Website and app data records
————————

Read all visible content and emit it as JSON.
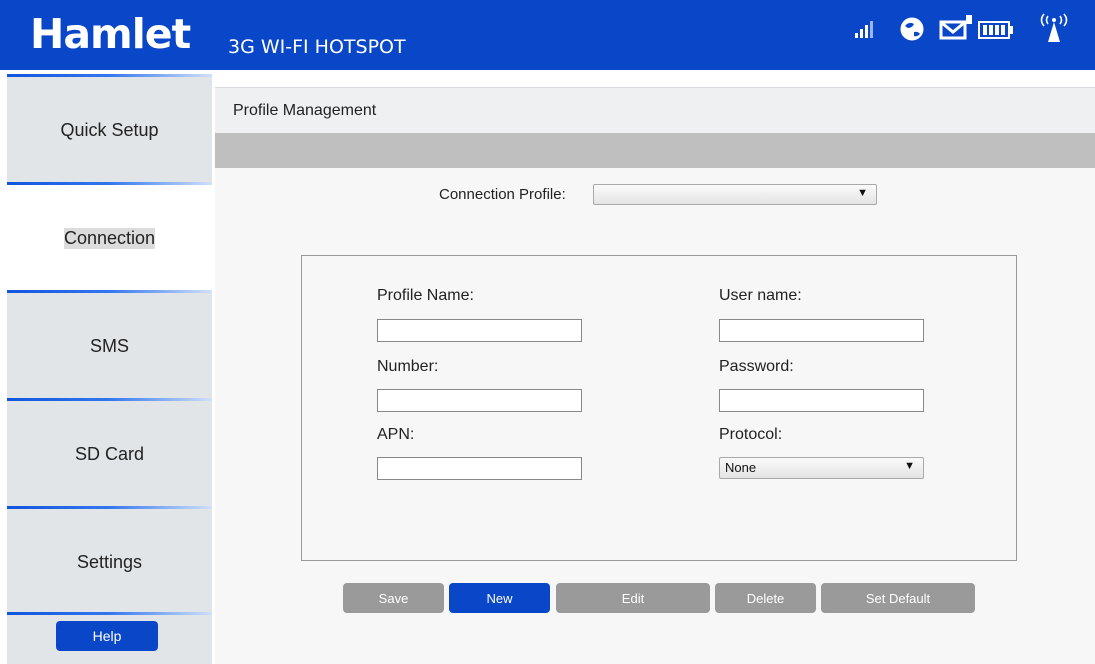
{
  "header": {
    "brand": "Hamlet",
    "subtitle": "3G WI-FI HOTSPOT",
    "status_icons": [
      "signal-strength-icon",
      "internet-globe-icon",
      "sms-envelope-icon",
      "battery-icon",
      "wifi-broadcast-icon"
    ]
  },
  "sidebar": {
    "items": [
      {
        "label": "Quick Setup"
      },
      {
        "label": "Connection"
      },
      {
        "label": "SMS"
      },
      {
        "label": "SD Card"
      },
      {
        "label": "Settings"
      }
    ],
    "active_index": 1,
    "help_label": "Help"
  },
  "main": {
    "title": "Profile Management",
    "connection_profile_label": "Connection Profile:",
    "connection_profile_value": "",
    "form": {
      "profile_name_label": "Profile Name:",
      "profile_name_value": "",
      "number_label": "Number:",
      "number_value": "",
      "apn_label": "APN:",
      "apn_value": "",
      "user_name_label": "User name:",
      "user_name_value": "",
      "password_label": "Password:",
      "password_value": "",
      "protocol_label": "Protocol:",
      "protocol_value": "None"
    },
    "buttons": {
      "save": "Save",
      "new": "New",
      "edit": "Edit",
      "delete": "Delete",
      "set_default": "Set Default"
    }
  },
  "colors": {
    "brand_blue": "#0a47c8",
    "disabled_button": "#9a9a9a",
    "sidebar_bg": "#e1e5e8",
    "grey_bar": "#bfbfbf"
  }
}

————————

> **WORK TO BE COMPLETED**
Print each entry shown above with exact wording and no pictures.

> **RESPONSE BOX**
Read all visible content and emit it as JSON.
{
  "header": {
    "brand": "Hamlet",
    "subtitle": "3G WI-FI HOTSPOT",
    "status_icons": [
      "signal-strength-icon",
      "internet-globe-icon",
      "sms-envelope-icon",
      "battery-icon",
      "wifi-broadcast-icon"
    ]
  },
  "sidebar": {
    "items": [
      {
        "label": "Quick Setup"
      },
      {
        "label": "Connection"
      },
      {
        "label": "SMS"
      },
      {
        "label": "SD Card"
      },
      {
        "label": "Settings"
      }
    ],
    "active_index": 1,
    "help_label": "Help"
  },
  "main": {
    "title": "Profile Management",
    "connection_profile_label": "Connection Profile:",
    "connection_profile_value": "",
    "form": {
      "profile_name_label": "Profile Name:",
      "profile_name_value": "",
      "number_label": "Number:",
      "number_value": "",
      "apn_label": "APN:",
      "apn_value": "",
      "user_name_label": "User name:",
      "user_name_value": "",
      "password_label": "Password:",
      "password_value": "",
      "protocol_label": "Protocol:",
      "protocol_value": "None"
    },
    "buttons": {
      "save": "Save",
      "new": "New",
      "edit": "Edit",
      "delete": "Delete",
      "set_default": "Set Default"
    }
  },
  "colors": {
    "brand_blue": "#0a47c8",
    "disabled_button": "#9a9a9a",
    "sidebar_bg": "#e1e5e8",
    "grey_bar": "#bfbfbf"
  }
}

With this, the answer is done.